__Recorded data__:
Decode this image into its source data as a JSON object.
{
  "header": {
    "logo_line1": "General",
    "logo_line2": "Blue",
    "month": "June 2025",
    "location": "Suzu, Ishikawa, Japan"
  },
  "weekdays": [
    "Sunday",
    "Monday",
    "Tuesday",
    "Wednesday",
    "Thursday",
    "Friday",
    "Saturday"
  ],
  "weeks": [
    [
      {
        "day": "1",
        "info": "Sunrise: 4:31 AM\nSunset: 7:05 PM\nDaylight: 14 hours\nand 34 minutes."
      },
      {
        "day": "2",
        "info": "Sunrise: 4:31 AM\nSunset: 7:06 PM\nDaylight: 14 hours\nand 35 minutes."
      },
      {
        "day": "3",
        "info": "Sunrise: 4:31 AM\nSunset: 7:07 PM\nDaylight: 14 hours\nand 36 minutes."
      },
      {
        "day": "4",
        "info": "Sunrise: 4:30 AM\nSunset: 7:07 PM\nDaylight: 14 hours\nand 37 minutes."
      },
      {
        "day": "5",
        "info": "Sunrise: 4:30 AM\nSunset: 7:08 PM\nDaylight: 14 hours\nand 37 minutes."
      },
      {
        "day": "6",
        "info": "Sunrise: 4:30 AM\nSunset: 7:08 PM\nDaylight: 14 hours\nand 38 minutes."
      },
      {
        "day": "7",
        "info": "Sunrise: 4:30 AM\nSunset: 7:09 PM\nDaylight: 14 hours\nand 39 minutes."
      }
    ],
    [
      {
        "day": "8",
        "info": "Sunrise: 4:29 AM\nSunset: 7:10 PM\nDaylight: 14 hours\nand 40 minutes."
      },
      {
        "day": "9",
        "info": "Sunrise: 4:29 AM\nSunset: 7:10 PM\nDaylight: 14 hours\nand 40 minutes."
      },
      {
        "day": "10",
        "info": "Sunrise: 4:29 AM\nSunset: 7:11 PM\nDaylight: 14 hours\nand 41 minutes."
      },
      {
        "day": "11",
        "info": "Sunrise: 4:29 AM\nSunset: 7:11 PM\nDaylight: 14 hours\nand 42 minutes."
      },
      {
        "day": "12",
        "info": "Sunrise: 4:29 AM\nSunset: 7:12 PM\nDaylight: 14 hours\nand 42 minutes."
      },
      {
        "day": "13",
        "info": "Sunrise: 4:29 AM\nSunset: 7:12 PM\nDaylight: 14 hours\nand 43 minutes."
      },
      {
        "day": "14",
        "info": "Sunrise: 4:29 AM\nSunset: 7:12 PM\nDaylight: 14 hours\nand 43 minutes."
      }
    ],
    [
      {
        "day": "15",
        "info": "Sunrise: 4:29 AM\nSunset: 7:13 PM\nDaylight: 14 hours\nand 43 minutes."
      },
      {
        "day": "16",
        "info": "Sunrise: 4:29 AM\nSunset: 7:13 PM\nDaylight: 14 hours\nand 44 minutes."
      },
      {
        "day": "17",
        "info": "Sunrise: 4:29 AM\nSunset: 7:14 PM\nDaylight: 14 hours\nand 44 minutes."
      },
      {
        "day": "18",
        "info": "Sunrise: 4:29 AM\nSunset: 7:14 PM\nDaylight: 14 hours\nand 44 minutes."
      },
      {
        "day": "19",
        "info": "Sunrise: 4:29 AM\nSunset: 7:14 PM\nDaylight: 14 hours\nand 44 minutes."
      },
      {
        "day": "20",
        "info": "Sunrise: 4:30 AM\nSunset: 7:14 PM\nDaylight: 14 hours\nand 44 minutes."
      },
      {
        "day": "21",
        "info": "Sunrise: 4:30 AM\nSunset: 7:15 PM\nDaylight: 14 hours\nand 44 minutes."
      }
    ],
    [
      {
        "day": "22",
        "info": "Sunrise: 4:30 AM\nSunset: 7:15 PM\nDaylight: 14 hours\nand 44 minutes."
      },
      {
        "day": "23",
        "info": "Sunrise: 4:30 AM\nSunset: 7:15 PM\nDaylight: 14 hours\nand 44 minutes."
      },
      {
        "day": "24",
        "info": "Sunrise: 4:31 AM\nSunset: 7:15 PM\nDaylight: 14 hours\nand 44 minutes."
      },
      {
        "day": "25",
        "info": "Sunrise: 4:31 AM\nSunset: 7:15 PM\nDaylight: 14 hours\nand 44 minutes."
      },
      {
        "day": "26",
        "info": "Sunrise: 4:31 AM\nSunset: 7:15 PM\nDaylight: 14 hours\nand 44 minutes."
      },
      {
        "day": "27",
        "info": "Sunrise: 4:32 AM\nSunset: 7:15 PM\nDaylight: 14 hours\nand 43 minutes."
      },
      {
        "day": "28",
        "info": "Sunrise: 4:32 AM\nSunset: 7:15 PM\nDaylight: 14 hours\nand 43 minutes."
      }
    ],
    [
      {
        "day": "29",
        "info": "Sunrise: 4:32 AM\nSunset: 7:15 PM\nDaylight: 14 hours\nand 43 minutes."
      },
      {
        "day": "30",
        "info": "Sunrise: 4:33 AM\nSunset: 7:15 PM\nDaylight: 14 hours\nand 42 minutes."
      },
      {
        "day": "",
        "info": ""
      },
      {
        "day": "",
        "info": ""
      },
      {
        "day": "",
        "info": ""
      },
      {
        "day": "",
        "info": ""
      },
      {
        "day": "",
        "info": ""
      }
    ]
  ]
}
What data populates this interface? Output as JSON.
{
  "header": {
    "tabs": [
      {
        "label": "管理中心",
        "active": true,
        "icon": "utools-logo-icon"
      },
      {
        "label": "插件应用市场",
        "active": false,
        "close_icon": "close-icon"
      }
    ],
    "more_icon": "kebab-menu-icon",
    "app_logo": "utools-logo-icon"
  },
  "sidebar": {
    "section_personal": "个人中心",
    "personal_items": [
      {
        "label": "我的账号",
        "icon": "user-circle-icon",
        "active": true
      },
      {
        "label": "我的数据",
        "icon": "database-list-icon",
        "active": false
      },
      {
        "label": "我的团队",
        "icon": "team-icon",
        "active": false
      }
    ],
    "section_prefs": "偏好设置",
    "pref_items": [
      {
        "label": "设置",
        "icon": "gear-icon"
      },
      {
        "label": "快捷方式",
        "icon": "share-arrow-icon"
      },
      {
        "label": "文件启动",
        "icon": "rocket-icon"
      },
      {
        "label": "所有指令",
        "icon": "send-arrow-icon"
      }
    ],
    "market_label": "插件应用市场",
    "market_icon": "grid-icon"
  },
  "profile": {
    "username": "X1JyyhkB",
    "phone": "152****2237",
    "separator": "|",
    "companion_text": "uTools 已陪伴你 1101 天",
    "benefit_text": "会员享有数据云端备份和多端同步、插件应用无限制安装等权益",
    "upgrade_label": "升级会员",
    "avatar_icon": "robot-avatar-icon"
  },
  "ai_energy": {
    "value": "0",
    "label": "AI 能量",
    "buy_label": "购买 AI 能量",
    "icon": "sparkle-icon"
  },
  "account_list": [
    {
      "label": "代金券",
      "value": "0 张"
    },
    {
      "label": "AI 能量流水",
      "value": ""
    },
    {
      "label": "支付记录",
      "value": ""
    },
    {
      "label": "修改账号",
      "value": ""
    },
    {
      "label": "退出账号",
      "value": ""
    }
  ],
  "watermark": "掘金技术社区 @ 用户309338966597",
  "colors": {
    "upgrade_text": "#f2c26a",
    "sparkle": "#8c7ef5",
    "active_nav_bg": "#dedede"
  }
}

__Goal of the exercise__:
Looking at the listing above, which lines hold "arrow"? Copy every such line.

__Written reply__:
        "icon": "share-arrow-icon"
        "icon": "send-arrow-icon"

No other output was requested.